As you read the first scene, consider the gravity of the city's condition and how aware Antigone seems of it.
             Throughout the play, Antigone and Creon will talk much about friends and enemies.  Think about what each means by these terms.

                                    Robin Mitchell-Boyask, Study Guide for Sophocles' Antigone

            The story's lovers walk through the crumbling city, and their joy seems to come not from touch but from talking:  "the endless dialogue," "about all things, human and divine," beside which material hardship becomes insignificant.  The act of lying isn't elided or joked about but examined, with clear, frank tenderness and grief, by the narrator drawn to this boy as much for the way his embattled hope, like Antigone's, makes him tell the truth--"la esperanza que cambia lo predecible," the hope that changes the predictable--as for his beauty.  "My life ambled along in this walk through the clouds," the narrator says, as they walk through the streets of Havana, "its rhythm marked by the moments I spent with you."  But as with Antigone, the imperatives of love and the imperatives of law and custom are not the same.  "I ask myself, over and over, what to do, what my duty is," the narrator says, in one wracked litany of questions, "what in the hell duty really means and whether my effort to transmit Antigone's message to students means anything at all, if I myself can't take it in?" 
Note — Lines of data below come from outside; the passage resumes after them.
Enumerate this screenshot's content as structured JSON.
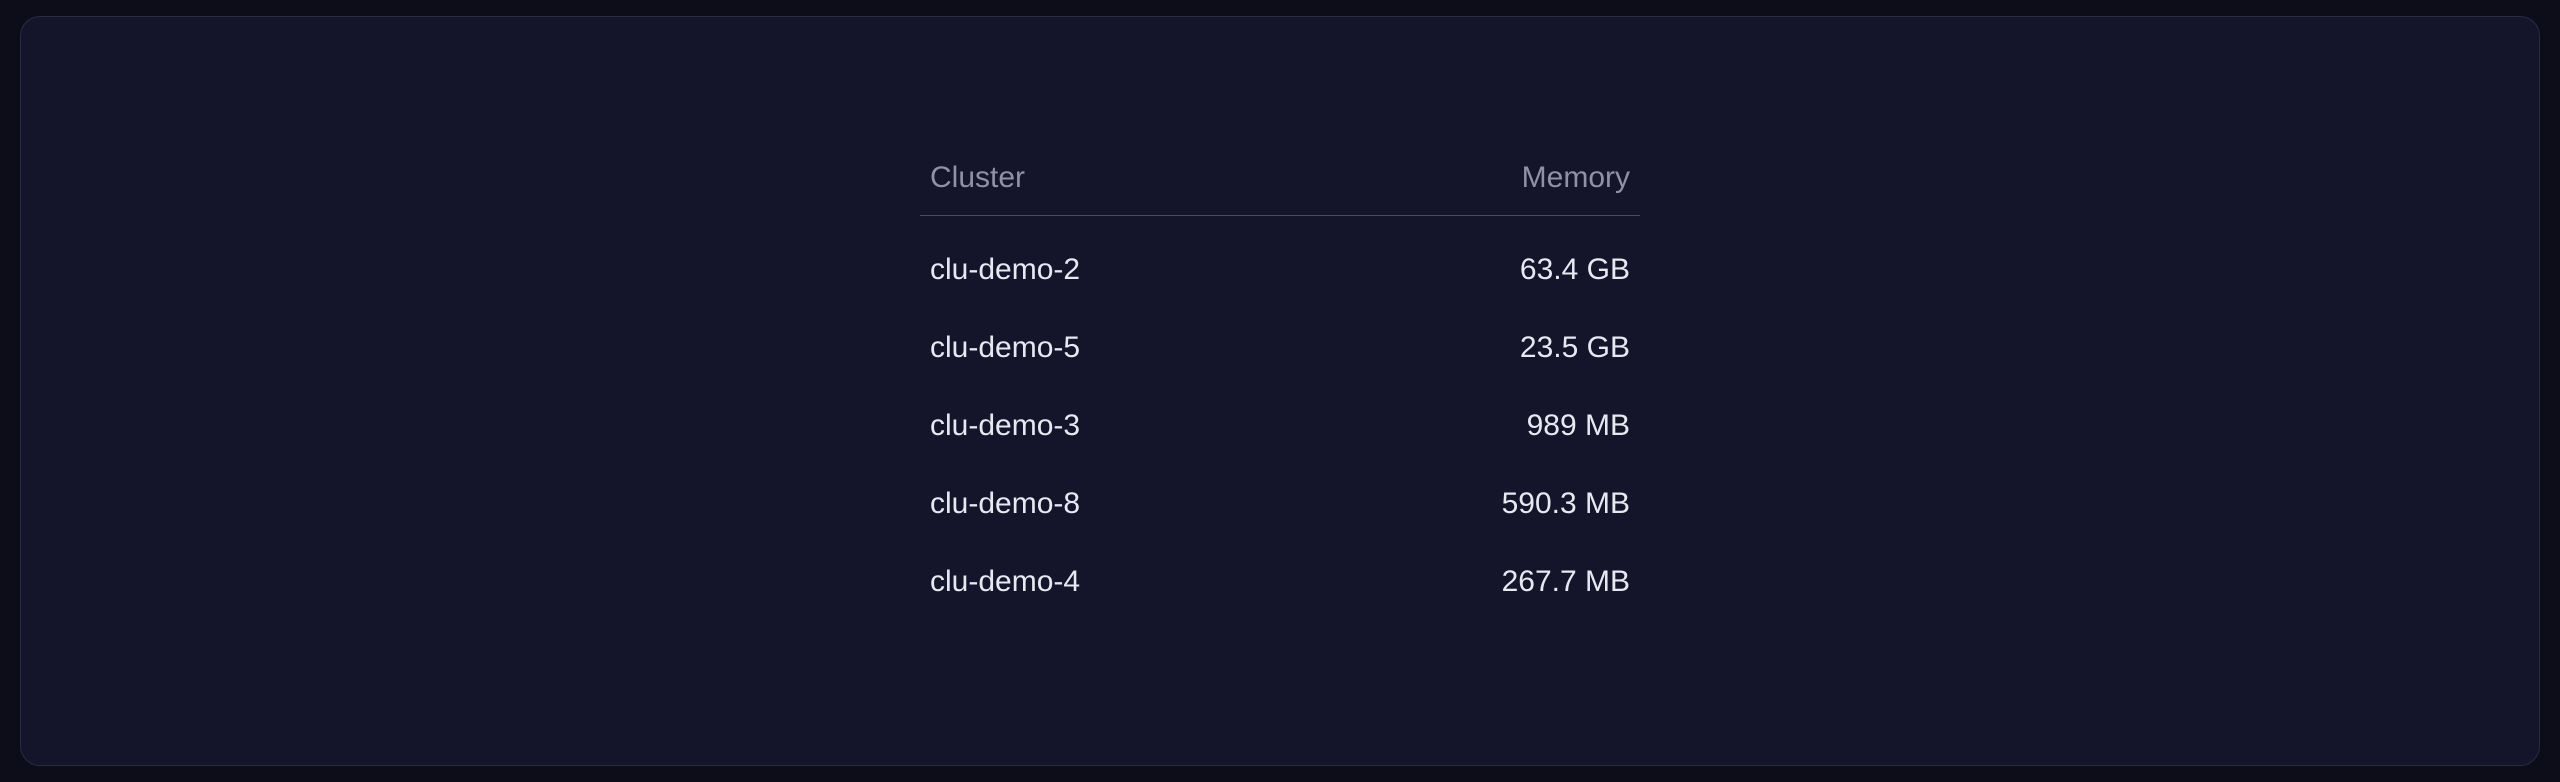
{
  "table": {
    "headers": {
      "cluster": "Cluster",
      "memory": "Memory"
    },
    "rows": [
      {
        "cluster": "clu-demo-2",
        "memory": "63.4 GB"
      },
      {
        "cluster": "clu-demo-5",
        "memory": "23.5 GB"
      },
      {
        "cluster": "clu-demo-3",
        "memory": "989 MB"
      },
      {
        "cluster": "clu-demo-8",
        "memory": "590.3 MB"
      },
      {
        "cluster": "clu-demo-4",
        "memory": "267.7 MB"
      }
    ]
  }
}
                        ANTIGONE: If you join me If you join in my action
                        ISMENE: At what risk Where is your mind

            Alonso chooses the words of Whitman to represent the way-out-of-no-way these lovers don't find ("You are a person in love with the impossible," Ismene tells Antigone in Anne Carson's version), the place for them that doesn't exist yet:  "Stop this day and night with me and you shall possess the origin of all poems."  But the narrator chooses a different way:  "The exciting game that my recklessness had put into play was becoming dangerous, and so I distanced myself from you."  The distance is made partly of what their age difference means they can never share, including "those dreams of utopia that nowadays they try to convince us are destroyed"--but in the original it's not dreams that were lived and now can't be shared, but the utopias themselves:  "tampoco las utopías de cuyo derrumbe quieren ahora convencernos," "and not the utopias of whose collapse they want to convince us now."  'Derrumbe' is here both a word for a lie and a word for an everyday occurrence; it's the Havana word for when a house falls down, it's everywhere.

                        "Who are our comrades?" "How will I recognize you?"
Revolution: A Reader, Lisa Robertson & Matthew Stadler
                                                 (Paraguay Press, 2012)

            "dear Antigone," Anne Carson writes in her introduction to the play, "you also are someone keeping faith with a deeply other organization that lies just beneath what we see or what we say"--"a deeply other organization" someone like Adrienne Rich might call "the revolutionary idea," which tends to make itself manifest by way of the impossible, and then to be drowned, or quarantined, as it's often contagious, or buried alive, by law and by custom, until it's breathed to life again.  "and let’s footnote here," Carson continues, "Hegel calling Woman 'the eternal irony of the community,'” as Cuba might be called the eternal irony of the Americas, attempting to provide, as Judith Butler notes that Antigone provides, "the occasion for a new field of the human"--reminding us, as this editor's vital press and these writers do, that another world is possible, maybe even nearby.